Bass Reeves may be well-known to some, but for most of us I’d wager his name draws a blank. It shouldn’t because Bass had an extraordinary life. As the first black deputy west of the Mississippi, he worked for the ‘Hanging Judge’, Isaac Parker. For 32 years, he would serve in various districts.
By his own reckoning, he arrested 3,000 criminals and shot dead 14 outlaws. Based on his success as a lawman alone, his story certainly deserves to feature more prominently in the history of the Old West than some other ‘characters’ from that era who are better known than he is.
Of course, I might just be highlighting my own ignorance when it comes to black endeavour and not the fact that cases like black Nazi soldiers and black lawmen are little known.
For instance, I’d never heard of Matthew Henson, who is credited as being the first African-American Arctic explorer. Born in 1866 to a family of sharecroppers, Matthew fist went to sea as a cabin boy at the age of 12. He would go on to make seven voyages to the Arctic alongside explorer, Commander Robert Peary.
The Commander would be feted for his endeavours, but for decades Henson was only recognised within the black community. He would later be honoured by presidents, books would be written about him, and he was given a hero’s burial at Arlington Cemetery.
So, ultimately, Henson was recognised for his efforts. Yet, why did it come as a surprise to me to find a black face in the vast white landscape of the Arctic? Perhaps it’s a result of viewing black people through their experiences on American soil. That’s certainly how I viewed Frederick Douglass.
That great abolitionist, orator, writer and one-time slave, Douglass is a man synonymous with high intellect and great rhetoric.

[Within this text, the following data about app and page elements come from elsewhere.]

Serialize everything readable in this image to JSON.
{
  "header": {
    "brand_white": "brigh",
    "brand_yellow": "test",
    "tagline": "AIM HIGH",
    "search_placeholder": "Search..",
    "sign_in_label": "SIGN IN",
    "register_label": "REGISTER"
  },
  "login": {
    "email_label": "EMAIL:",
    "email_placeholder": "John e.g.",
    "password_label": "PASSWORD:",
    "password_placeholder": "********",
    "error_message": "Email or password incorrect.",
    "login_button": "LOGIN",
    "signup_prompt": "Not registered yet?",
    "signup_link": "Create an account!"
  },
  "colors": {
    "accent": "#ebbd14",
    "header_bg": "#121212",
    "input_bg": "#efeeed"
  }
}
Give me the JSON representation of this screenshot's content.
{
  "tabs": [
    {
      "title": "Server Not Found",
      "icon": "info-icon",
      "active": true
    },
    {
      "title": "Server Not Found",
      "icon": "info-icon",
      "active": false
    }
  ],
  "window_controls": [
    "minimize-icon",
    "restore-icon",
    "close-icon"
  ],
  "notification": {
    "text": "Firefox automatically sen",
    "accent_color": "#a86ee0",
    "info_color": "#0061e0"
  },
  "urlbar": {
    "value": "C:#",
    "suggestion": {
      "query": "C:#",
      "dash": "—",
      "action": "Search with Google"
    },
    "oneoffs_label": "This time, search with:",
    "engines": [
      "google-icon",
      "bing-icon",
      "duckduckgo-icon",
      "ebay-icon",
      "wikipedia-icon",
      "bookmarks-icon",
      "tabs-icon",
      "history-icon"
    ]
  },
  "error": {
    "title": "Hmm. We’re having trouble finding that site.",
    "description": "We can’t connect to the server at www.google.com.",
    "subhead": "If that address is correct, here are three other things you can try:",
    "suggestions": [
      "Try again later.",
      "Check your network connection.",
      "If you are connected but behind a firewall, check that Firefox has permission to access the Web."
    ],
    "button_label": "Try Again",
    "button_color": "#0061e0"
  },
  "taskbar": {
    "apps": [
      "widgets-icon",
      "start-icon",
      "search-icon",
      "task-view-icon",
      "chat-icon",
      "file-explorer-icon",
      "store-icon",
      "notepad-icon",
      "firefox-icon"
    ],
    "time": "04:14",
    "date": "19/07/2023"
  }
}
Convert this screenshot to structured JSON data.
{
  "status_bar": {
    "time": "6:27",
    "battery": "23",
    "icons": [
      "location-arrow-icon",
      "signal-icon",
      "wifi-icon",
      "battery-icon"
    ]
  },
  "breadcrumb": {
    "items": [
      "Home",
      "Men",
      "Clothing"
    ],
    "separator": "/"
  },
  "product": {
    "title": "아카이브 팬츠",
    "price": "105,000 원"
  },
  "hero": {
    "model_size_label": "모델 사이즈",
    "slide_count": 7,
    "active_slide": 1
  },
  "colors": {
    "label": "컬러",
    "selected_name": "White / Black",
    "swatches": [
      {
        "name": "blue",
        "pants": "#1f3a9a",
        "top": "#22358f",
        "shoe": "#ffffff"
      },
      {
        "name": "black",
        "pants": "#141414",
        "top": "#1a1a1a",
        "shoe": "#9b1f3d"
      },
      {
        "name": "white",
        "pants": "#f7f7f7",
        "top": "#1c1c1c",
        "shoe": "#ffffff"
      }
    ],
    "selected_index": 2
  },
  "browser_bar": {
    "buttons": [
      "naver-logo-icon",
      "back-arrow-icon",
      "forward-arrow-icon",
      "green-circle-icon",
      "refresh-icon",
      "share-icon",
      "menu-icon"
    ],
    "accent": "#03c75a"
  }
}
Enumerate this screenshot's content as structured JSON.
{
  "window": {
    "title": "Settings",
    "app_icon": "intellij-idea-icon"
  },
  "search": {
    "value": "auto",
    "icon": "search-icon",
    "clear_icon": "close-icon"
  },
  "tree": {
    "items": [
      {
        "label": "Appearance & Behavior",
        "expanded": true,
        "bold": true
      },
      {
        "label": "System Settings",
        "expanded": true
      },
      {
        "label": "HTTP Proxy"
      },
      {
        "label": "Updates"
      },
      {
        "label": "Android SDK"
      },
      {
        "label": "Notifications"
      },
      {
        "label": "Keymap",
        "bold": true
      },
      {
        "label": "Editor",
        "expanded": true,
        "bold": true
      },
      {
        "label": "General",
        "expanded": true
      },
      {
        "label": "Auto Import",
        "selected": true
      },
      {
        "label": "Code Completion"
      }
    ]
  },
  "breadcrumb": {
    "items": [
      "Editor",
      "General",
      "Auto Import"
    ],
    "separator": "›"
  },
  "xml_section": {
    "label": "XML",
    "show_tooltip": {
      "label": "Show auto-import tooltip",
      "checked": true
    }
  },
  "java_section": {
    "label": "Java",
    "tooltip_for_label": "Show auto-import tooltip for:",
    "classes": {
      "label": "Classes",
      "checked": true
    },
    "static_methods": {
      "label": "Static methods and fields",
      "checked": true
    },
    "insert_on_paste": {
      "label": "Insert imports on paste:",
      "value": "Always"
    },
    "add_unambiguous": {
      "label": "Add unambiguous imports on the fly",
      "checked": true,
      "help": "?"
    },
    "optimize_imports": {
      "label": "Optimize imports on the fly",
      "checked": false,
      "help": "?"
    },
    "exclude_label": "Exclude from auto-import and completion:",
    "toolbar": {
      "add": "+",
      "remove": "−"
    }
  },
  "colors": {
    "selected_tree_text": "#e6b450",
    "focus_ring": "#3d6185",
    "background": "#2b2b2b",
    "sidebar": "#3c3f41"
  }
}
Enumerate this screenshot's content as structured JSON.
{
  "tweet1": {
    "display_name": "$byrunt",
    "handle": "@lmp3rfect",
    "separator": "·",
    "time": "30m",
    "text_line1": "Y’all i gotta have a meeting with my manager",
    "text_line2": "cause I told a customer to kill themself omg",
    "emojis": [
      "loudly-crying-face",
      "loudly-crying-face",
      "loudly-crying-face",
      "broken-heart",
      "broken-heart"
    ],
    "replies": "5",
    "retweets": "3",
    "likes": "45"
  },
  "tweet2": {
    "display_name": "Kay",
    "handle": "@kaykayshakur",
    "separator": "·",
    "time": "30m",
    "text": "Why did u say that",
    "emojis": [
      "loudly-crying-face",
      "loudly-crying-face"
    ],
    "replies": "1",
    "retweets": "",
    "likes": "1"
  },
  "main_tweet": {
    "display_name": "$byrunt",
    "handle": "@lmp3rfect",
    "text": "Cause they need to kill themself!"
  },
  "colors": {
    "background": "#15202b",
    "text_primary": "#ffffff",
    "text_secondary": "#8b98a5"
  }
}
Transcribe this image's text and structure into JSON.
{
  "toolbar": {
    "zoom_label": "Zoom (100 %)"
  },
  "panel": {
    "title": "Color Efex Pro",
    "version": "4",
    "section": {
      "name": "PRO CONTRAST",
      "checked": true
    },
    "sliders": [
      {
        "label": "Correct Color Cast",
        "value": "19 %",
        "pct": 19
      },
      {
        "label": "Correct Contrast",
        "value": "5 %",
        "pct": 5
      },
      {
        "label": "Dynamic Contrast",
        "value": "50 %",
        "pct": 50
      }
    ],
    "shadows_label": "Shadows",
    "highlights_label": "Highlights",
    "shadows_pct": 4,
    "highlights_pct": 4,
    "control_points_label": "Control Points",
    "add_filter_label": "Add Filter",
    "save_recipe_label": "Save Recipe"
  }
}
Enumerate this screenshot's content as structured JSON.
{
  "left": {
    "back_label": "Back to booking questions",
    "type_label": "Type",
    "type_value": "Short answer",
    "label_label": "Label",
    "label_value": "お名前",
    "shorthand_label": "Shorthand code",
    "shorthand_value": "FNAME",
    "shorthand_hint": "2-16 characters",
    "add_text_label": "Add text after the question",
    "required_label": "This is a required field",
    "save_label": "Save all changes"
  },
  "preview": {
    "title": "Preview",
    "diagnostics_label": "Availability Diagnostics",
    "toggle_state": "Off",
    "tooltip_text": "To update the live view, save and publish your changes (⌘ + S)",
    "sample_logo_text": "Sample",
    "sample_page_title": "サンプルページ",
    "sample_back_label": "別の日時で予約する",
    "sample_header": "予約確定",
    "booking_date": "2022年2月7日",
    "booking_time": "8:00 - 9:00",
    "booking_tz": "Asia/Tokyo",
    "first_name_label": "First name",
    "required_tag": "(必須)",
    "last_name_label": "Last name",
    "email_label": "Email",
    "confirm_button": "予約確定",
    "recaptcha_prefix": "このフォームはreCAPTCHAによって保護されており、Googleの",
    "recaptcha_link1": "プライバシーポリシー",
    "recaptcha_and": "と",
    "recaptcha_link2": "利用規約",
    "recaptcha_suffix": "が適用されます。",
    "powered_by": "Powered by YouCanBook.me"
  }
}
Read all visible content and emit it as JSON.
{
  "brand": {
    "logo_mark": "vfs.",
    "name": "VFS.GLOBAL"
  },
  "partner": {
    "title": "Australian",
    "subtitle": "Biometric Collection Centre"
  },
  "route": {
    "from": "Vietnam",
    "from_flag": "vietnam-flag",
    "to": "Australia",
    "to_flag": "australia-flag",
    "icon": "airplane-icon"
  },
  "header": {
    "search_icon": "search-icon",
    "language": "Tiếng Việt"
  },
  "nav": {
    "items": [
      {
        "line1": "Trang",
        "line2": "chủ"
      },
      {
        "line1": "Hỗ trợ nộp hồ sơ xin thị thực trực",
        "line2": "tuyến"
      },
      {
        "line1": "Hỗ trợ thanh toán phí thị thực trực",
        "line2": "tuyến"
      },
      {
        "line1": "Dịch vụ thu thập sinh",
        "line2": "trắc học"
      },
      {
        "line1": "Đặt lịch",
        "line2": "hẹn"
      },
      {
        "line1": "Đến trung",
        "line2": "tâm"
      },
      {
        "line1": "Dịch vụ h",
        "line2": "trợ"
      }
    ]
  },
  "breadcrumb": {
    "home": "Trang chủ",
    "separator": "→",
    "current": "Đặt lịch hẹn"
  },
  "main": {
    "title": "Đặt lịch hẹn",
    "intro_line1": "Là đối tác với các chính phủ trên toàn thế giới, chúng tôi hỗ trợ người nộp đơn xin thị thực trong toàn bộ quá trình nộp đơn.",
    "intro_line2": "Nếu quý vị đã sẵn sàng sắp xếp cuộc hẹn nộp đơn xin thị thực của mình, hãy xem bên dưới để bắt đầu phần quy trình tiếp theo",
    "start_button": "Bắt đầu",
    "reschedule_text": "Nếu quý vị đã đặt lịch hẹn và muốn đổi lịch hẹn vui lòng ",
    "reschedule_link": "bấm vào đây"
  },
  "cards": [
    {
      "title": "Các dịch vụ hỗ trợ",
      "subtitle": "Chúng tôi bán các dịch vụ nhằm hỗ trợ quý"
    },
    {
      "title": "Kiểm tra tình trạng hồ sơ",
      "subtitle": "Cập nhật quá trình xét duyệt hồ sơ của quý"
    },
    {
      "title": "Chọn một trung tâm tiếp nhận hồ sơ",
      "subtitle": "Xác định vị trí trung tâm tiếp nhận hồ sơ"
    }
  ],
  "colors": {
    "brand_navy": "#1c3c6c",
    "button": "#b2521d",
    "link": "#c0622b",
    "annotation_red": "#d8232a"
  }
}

I can imagine his high-flown oratory at public meetings in America where he might debate with proponents of slavery or argue for women’s rights.
But that a black man of such titanic intellect traversed my own isle of Ireland in 1845 and debated the issues of the day… well it’s hard to get one’s head around.
It was only until relatively recently that I discovered the great orator had come to Ireland on a lecture tour for four months at the outset of the famine, and that he had stood alongside Ireland’s ‘Liberator’ Daniel O’Connell, in whom Douglass found a match for his own great oratory.
And what a wordsmith Douglass was. Here’s what he had to say about his time in Ireland:
‘I am covered with the soft, grey fog of the Emerald Isle. I breathe, and lo! the chattel becomes a man. I gaze around in vain for one who will question my equal humanity, claim me as his slave, or offer me an insult. I employ a cab—I am seated beside white people—I reach the hotel—I enter the same door—I am shown into the same parlour—I dine at the same table—and no one is offended… I find myself regarded and treated at every turn with the kindness and deference paid to white people. When I go to church, I am met by no upturned nose and scornful lip to tell me, ‘We don’t allow niggers in here!’
Much like the notion of Oscar Wilde’s lecture tour of America, or Sitting Bull’s presence in England as part of Buffalo Bill’s Wild West Show, I suppose we can sometimes find certain historical scenarios hard to envisage. So, perhaps I am not alone in finding it surprising to view black lives in the context set out above.
One thing’s for sure, though. February is designated Black History Month in some parts, and we should all make it our business to delve more deeply into the stories of black lives down the centuries.
I’ll be wading through aspects of the past that I had neatly pigeonholed as being areas of white experience. I will seek out the black stories there that may have been lost in the mix, I will rummage for that forgotten voice – the one that tells a tale unheard by many of us, and then I will marvel at the deep, dark recesses of my own ignorance.